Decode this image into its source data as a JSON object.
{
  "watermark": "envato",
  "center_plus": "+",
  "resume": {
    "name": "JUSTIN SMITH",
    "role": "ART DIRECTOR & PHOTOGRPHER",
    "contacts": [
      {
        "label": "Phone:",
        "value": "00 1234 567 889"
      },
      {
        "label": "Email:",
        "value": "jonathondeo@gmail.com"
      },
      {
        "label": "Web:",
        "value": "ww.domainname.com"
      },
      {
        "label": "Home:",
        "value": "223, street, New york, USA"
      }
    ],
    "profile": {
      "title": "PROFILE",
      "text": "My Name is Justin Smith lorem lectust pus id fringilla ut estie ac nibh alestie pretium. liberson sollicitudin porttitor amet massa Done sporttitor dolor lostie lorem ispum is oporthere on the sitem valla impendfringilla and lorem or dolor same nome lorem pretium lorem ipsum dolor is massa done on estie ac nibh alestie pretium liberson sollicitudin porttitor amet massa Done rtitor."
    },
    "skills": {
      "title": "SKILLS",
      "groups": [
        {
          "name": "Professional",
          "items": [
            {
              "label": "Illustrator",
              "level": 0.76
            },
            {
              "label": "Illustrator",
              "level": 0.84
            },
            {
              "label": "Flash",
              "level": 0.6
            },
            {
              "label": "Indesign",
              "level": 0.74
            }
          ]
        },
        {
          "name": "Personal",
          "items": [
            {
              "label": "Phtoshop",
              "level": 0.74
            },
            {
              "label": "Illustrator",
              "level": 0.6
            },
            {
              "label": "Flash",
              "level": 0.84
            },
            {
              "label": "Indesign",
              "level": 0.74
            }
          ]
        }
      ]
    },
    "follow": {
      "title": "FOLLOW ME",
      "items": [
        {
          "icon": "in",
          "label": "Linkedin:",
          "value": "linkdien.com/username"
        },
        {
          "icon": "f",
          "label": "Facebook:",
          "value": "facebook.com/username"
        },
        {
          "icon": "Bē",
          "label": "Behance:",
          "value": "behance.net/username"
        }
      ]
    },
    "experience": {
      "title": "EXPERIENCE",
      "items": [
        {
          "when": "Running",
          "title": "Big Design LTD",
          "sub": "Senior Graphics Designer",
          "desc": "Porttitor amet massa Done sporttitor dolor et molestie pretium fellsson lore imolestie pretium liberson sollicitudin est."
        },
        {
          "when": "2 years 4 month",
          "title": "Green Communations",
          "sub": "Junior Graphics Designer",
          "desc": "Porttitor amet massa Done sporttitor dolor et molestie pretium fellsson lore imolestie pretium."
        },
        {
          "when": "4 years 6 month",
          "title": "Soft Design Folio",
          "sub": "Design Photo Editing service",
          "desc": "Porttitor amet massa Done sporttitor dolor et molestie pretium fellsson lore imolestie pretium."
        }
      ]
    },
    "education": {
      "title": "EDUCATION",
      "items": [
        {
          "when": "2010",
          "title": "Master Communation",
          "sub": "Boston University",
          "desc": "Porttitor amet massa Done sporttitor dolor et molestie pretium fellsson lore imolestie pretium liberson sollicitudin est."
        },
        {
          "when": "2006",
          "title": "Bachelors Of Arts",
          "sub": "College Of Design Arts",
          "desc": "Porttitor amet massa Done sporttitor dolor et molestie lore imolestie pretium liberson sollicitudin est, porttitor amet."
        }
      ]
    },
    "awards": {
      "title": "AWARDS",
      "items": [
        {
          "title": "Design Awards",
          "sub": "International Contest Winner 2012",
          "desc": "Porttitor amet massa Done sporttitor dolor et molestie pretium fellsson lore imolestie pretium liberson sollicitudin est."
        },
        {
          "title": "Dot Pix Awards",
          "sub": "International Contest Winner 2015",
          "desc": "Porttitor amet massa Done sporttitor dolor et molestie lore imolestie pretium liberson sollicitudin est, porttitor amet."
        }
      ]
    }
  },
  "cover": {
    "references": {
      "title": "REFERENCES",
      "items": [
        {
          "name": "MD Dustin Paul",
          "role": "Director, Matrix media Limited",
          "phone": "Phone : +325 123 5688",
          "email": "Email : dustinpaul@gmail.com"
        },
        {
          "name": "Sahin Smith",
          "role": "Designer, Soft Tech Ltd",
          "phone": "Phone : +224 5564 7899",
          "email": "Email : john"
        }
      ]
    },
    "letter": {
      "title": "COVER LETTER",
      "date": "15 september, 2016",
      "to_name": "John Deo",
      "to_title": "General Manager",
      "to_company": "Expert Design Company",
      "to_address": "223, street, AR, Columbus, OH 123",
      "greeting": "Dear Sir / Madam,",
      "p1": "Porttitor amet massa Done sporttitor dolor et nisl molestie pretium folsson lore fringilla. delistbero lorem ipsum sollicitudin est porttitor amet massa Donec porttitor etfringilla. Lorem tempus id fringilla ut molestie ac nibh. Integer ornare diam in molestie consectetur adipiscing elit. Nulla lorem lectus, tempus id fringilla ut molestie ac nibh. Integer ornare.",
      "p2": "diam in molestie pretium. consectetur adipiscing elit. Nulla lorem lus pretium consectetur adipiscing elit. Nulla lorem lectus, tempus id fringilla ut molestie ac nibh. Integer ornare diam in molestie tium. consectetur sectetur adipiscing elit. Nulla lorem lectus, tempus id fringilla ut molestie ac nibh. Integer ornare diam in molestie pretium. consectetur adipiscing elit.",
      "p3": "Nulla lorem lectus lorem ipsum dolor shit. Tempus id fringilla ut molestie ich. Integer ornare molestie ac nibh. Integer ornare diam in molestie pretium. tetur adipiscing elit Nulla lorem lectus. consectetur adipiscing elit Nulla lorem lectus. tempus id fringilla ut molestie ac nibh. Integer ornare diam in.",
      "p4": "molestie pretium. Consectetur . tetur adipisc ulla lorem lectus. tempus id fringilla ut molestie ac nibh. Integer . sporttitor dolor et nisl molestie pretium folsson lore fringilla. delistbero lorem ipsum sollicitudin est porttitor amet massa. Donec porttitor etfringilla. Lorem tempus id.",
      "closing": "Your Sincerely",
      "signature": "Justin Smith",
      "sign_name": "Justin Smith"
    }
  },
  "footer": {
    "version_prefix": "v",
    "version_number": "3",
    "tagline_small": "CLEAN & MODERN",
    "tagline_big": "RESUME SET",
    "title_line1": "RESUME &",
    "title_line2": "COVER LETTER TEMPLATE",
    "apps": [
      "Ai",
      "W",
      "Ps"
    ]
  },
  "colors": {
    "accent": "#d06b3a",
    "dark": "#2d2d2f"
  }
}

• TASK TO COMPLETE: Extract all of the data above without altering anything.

• TASK ANSWER:
Decode this image into its source data as a JSON object.
{
  "watermark": "envato",
  "center_plus": "+",
  "resume": {
    "name": "JUSTIN SMITH",
    "role": "ART DIRECTOR & PHOTOGRPHER",
    "contacts": [
      {
        "label": "Phone:",
        "value": "00 1234 567 889"
      },
      {
        "label": "Email:",
        "value": "jonathondeo@gmail.com"
      },
      {
        "label": "Web:",
        "value": "ww.domainname.com"
      },
      {
        "label": "Home:",
        "value": "223, street, New york, USA"
      }
    ],
    "profile": {
      "title": "PROFILE",
      "text": "My Name is Justin Smith lorem lectust pus id fringilla ut estie ac nibh alestie pretium. liberson sollicitudin porttitor amet massa Done sporttitor dolor lostie lorem ispum is oporthere on the sitem valla impendfringilla and lorem or dolor same nome lorem pretium lorem ipsum dolor is massa done on estie ac nibh alestie pretium liberson sollicitudin porttitor amet massa Done rtitor."
    },
    "skills": {
      "title": "SKILLS",
      "groups": [
        {
          "name": "Professional",
          "items": [
            {
              "label": "Illustrator",
              "level": 0.76
            },
            {
              "label": "Illustrator",
              "level": 0.84
            },
            {
              "label": "Flash",
              "level": 0.6
            },
            {
              "label": "Indesign",
              "level": 0.74
            }
          ]
        },
        {
          "name": "Personal",
          "items": [
            {
              "label": "Phtoshop",
              "level": 0.74
            },
            {
              "label": "Illustrator",
              "level": 0.6
            },
            {
              "label": "Flash",
              "level": 0.84
            },
            {
              "label": "Indesign",
              "level": 0.74
            }
          ]
        }
      ]
    },
    "follow": {
      "title": "FOLLOW ME",
      "items": [
        {
          "icon": "in",
          "label": "Linkedin:",
          "value": "linkdien.com/username"
        },
        {
          "icon": "f",
          "label": "Facebook:",
          "value": "facebook.com/username"
        },
        {
          "icon": "Bē",
          "label": "Behance:",
          "value": "behance.net/username"
        }
      ]
    },
    "experience": {
      "title": "EXPERIENCE",
      "items": [
        {
          "when": "Running",
          "title": "Big Design LTD",
          "sub": "Senior Graphics Designer",
          "desc": "Porttitor amet massa Done sporttitor dolor et molestie pretium fellsson lore imolestie pretium liberson sollicitudin est."
        },
        {
          "when": "2 years 4 month",
          "title": "Green Communations",
          "sub": "Junior Graphics Designer",
          "desc": "Porttitor amet massa Done sporttitor dolor et molestie pretium fellsson lore imolestie pretium."
        },
        {
          "when": "4 years 6 month",
          "title": "Soft Design Folio",
          "sub": "Design Photo Editing service",
          "desc": "Porttitor amet massa Done sporttitor dolor et molestie pretium fellsson lore imolestie pretium."
        }
      ]
    },
    "education": {
      "title": "EDUCATION",
      "items": [
        {
          "when": "2010",
          "title": "Master Communation",
          "sub": "Boston University",
          "desc": "Porttitor amet massa Done sporttitor dolor et molestie pretium fellsson lore imolestie pretium liberson sollicitudin est."
        },
        {
          "when": "2006",
          "title": "Bachelors Of Arts",
          "sub": "College Of Design Arts",
          "desc": "Porttitor amet massa Done sporttitor dolor et molestie lore imolestie pretium liberson sollicitudin est, porttitor amet."
        }
      ]
    },
    "awards": {
      "title": "AWARDS",
      "items": [
        {
          "title": "Design Awards",
          "sub": "International Contest Winner 2012",
          "desc": "Porttitor amet massa Done sporttitor dolor et molestie pretium fellsson lore imolestie pretium liberson sollicitudin est."
        },
        {
          "title": "Dot Pix Awards",
          "sub": "International Contest Winner 2015",
          "desc": "Porttitor amet massa Done sporttitor dolor et molestie lore imolestie pretium liberson sollicitudin est, porttitor amet."
        }
      ]
    }
  },
  "cover": {
    "references": {
      "title": "REFERENCES",
      "items": [
        {
          "name": "MD Dustin Paul",
          "role": "Director, Matrix media Limited",
          "phone": "Phone : +325 123 5688",
          "email": "Email : dustinpaul@gmail.com"
        },
        {
          "name": "Sahin Smith",
          "role": "Designer, Soft Tech Ltd",
          "phone": "Phone : +224 5564 7899",
          "email": "Email : john"
        }
      ]
    },
    "letter": {
      "title": "COVER LETTER",
      "date": "15 september, 2016",
      "to_name": "John Deo",
      "to_title": "General Manager",
      "to_company": "Expert Design Company",
      "to_address": "223, street, AR, Columbus, OH 123",
      "greeting": "Dear Sir / Madam,",
      "p1": "Porttitor amet massa Done sporttitor dolor et nisl molestie pretium folsson lore fringilla. delistbero lorem ipsum sollicitudin est porttitor amet massa Donec porttitor etfringilla. Lorem tempus id fringilla ut molestie ac nibh. Integer ornare diam in molestie consectetur adipiscing elit. Nulla lorem lectus, tempus id fringilla ut molestie ac nibh. Integer ornare.",
      "p2": "diam in molestie pretium. consectetur adipiscing elit. Nulla lorem lus pretium consectetur adipiscing elit. Nulla lorem lectus, tempus id fringilla ut molestie ac nibh. Integer ornare diam in molestie tium. consectetur sectetur adipiscing elit. Nulla lorem lectus, tempus id fringilla ut molestie ac nibh. Integer ornare diam in molestie pretium. consectetur adipiscing elit.",
      "p3": "Nulla lorem lectus lorem ipsum dolor shit. Tempus id fringilla ut molestie ich. Integer ornare molestie ac nibh. Integer ornare diam in molestie pretium. tetur adipiscing elit Nulla lorem lectus. consectetur adipiscing elit Nulla lorem lectus. tempus id fringilla ut molestie ac nibh. Integer ornare diam in.",
      "p4": "molestie pretium. Consectetur . tetur adipisc ulla lorem lectus. tempus id fringilla ut molestie ac nibh. Integer . sporttitor dolor et nisl molestie pretium folsson lore fringilla. delistbero lorem ipsum sollicitudin est porttitor amet massa. Donec porttitor etfringilla. Lorem tempus id.",
      "closing": "Your Sincerely",
      "signature": "Justin Smith",
      "sign_name": "Justin Smith"
    }
  },
  "footer": {
    "version_prefix": "v",
    "version_number": "3",
    "tagline_small": "CLEAN & MODERN",
    "tagline_big": "RESUME SET",
    "title_line1": "RESUME &",
    "title_line2": "COVER LETTER TEMPLATE",
    "apps": [
      "Ai",
      "W",
      "Ps"
    ]
  },
  "colors": {
    "accent": "#d06b3a",
    "dark": "#2d2d2f"
  }
}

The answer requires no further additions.